A I joined the baking industry in 1948, when I was 15 years old. I left school on a Friday afternoon and started work on the Friday evening! I come from a long line of bakers. My grandfather, father and three older brothers have all worked in the baking industry, as well as my own sons.
Q What were the origins of J McDonald & Sons?
A In 1963, a lawyer and I opened a business in Kirkintilloch, Glasgow, called Dainty Cakes, but it felt like I did all the work and he kept all the money! After we parted company in 1965, another baker in the town offered me the use of a van. I baked in my own house for a year and also did some baking for him, before setting up in my own shop in the east end of Glasgow in 1966.
After a few ups and downs, the business grew quite steadily. I acquired five shops between 1972 and 1980, and then built up to 10 shops during the '80s after moving to a new bakery in Govan. During this time, we tried our hand at wholesale, but it didn't work for us and so we refocused on retail baking.
Q But the 1990s brought a change of direction?
A Yes. With the decline of the traditional high street, we sold five of the shops, upgraded the bakery with new technology, and moved in the direction of bakery/coffee shops. We spent a lot of money on buying a shop in Glasgow city centre; some people thought I had lost the plot, but it was the best move I ever made and the shop is still going great guns to this day.

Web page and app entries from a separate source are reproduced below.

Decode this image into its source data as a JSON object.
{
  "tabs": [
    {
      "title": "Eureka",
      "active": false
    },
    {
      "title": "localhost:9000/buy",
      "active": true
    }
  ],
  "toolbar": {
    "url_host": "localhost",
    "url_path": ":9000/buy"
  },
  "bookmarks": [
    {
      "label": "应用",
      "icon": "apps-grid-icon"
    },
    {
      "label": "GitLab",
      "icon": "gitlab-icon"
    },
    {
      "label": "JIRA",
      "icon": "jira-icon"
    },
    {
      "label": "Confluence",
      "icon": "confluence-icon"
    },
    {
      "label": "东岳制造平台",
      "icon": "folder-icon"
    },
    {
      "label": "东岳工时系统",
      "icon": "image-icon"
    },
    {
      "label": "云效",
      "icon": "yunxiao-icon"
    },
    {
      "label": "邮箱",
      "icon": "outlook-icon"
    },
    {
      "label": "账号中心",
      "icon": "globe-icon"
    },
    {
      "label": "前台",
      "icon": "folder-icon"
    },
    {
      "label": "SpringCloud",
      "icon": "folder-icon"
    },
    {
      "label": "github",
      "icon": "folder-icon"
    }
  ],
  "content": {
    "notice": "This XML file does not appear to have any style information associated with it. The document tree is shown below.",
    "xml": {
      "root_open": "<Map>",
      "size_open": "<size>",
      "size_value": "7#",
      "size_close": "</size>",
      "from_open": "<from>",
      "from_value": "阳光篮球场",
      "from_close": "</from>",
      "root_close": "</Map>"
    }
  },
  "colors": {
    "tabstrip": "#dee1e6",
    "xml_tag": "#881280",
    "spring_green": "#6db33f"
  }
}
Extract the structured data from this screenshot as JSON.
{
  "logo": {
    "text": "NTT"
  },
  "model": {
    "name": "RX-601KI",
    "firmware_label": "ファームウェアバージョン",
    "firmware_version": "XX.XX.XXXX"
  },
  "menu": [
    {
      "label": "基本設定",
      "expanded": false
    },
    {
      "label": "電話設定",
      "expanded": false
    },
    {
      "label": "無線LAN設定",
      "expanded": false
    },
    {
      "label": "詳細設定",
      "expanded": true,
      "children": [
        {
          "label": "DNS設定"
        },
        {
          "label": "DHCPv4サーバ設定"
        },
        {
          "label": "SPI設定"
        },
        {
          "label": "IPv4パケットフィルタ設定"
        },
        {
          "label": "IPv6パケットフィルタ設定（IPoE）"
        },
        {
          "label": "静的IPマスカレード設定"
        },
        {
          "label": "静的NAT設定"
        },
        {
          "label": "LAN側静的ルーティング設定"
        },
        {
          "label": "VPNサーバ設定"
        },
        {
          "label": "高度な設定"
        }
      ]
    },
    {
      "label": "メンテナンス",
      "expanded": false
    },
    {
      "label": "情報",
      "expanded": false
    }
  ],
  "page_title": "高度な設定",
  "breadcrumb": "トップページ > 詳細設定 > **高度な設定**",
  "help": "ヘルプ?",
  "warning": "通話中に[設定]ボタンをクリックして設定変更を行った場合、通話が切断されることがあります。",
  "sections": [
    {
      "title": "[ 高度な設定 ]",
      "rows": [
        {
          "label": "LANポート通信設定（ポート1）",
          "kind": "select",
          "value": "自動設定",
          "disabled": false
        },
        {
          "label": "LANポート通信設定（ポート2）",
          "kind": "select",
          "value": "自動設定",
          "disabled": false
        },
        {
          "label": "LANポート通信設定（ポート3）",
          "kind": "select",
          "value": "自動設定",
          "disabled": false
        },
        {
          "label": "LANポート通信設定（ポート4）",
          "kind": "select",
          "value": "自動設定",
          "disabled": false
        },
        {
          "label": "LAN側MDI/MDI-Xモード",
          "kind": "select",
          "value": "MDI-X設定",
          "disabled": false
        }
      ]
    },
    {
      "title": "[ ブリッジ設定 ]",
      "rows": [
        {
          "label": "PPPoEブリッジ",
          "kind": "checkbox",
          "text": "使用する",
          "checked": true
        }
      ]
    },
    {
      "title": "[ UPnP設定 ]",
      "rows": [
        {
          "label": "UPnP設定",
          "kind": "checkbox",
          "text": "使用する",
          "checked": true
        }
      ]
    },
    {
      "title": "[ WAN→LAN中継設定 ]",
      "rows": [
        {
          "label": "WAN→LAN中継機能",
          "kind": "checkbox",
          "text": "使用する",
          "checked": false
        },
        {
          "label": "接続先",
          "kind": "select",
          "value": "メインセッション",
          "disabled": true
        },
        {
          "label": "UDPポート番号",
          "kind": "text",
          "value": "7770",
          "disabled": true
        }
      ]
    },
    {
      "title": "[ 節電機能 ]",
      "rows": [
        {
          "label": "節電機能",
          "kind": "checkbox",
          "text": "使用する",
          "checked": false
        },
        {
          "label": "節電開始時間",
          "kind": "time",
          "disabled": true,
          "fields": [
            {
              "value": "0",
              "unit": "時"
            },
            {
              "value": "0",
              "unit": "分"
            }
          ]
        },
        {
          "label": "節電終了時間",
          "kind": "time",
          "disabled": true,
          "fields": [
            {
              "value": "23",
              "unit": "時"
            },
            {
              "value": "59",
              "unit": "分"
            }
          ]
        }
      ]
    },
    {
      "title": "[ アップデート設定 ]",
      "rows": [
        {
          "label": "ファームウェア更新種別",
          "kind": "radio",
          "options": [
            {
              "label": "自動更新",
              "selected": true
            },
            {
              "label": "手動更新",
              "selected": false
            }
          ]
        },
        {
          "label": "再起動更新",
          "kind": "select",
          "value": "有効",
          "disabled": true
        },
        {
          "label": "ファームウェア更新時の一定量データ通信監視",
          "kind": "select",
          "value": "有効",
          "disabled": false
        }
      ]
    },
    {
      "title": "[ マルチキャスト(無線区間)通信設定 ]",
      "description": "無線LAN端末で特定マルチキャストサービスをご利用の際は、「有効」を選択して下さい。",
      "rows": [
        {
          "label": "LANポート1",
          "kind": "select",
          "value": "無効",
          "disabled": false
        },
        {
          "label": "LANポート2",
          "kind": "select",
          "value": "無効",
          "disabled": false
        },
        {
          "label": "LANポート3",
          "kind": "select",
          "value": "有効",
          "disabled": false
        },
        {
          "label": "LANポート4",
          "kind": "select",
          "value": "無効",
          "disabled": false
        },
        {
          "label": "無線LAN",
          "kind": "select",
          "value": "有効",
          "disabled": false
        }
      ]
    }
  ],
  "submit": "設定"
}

It was also around this time that we streamlined our product lines - for example, we had been producing 10 different types of scone, but reduced this to just one, and we sell more of them now. Overall, the company is busier than ever it was. Two of our five shops are in Glasgow city centre and all of them are within six miles of our bakery at Govan.
Q For what products is the business best-known?
A We are very well-known for our fresh goods - our filled rolls, Danish pastries and savouries. Our best-seller is rhubarb & apple pie.
But running coffee shops is not just about bakery products; you must offer a good cup of coffee. We are in the shops on a regular basis checking the quality of the coffee and we sell thousands of cups a week.
Q What does a typical working day entail for you now?
A I was supposed to have retired three years ago, but I am still the chairman of J McDonald & Sons and come into the office every day around 9am to sort out phone messages, for example. I now spend a lot of my time mingling with customers in the shops. I never got to do this before and it's now my favourite part of the job. It gives us great feedback on what products are working for us.
Q You obviously believe it's important to get this feedback on the business?
A Yes. Bakers are the hardest-working people I know, but they don't always take the opportunity to stand back for a moment and look at their businesses. We also keep an eye on our competitors, such as the supermarkets, and keep a look-out for their new products and prices, and this can lead to change in our own business.
Q What do you regard as some of the key issues facing the baking industry?
A There are so many to choose from - technical, financial, training and legislative. There is a huge amount of unnecessary bureaucracy and the government seems to have made no effort to look at deregulation. That attitude has really got to change. I think bakers should be focusing on addressing customers' concerns about diet and health, and the role of bakery products in a balanced diet.
Bakers also need to do more to expand the industry's pool of labour, particularly on the craft side of the business.
Q How important is the SAMB in meeting these challenges?
A I have been a member of the SAMB for more than 40 years and realise that, by working together, we can achieve so much more.
The association can offer help on legislative, environmental and a whole range of other issues - it's a real safety net for companies in the baking business. It's also a marvellous vehicle for speaking with a single voice to government departments, for example. You have only to look at the recent opening of the Scottish Bakery Training Centre at Larbert to understand what the SAMB can achieve. This is just one of many outstanding successes.
Q What ambitions do you harbour for your year as SAMB president?
A I would like to pass on my experience to a younger of generation of bakers where possible. I would also like to help develop the SAMB's membership: there are a lot of smaller Scottish bakery firms out there who do not think the SAMB is for them, but who could really benefit from being part of the association.
For example, by using the insurance company recommended by the association, I have saved 40% on my insurance over the last two years. And that has paid my SAMB membership dues for years to come.
In my year as president, I would also like to get across the point that baking should not occupy 24 hours a day of your life. Bakers need to have time to spend with their families and on other interests.
Q Have you managed to sustain a number of non-baking interests over the years?
A Yes. I did my first marathon - in New York - when I was just short of my 50th birthday and went on to do 16 marathons in total, with a personal best time of three hours and 29 minutes. Nowadays, I cycle for at least an hour a day. I have also been involved for a number of years in raising money for orphanages, poor houses, children's hospitals and so on in the Ukraine. The money collected from contacts and friends in the Glasgow area - as well as from bakers in Scotland and England - helps to pay for everything from beds and food to medicines. I have been across to the Ukraine 10 times now and it's magic to see the help we are able to give them.
Since last year, I have also been supporting the Scottish International Relief's 'Mary's Meals' project; this was started in Malawi five years ago and now provides meals for 170,000 children every day when they go to school. Again, I have had plenty of support from friends in the baking industry and plan to visit Malawi some time soon.